[Page and application data records]
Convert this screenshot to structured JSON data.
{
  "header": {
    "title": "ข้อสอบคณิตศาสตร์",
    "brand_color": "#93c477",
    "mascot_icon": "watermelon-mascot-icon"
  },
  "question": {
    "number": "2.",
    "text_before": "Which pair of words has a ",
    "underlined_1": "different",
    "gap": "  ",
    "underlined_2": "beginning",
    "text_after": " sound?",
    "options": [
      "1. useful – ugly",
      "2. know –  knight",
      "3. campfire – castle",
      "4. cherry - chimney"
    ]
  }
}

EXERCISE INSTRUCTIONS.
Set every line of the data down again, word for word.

OUTPUT.
Convert this screenshot to structured JSON data.
{
  "header": {
    "title": "ข้อสอบคณิตศาสตร์",
    "brand_color": "#93c477",
    "mascot_icon": "watermelon-mascot-icon"
  },
  "question": {
    "number": "2.",
    "text_before": "Which pair of words has a ",
    "underlined_1": "different",
    "gap": "  ",
    "underlined_2": "beginning",
    "text_after": " sound?",
    "options": [
      "1. useful – ugly",
      "2. know –  knight",
      "3. campfire – castle",
      "4. cherry - chimney"
    ]
  }
}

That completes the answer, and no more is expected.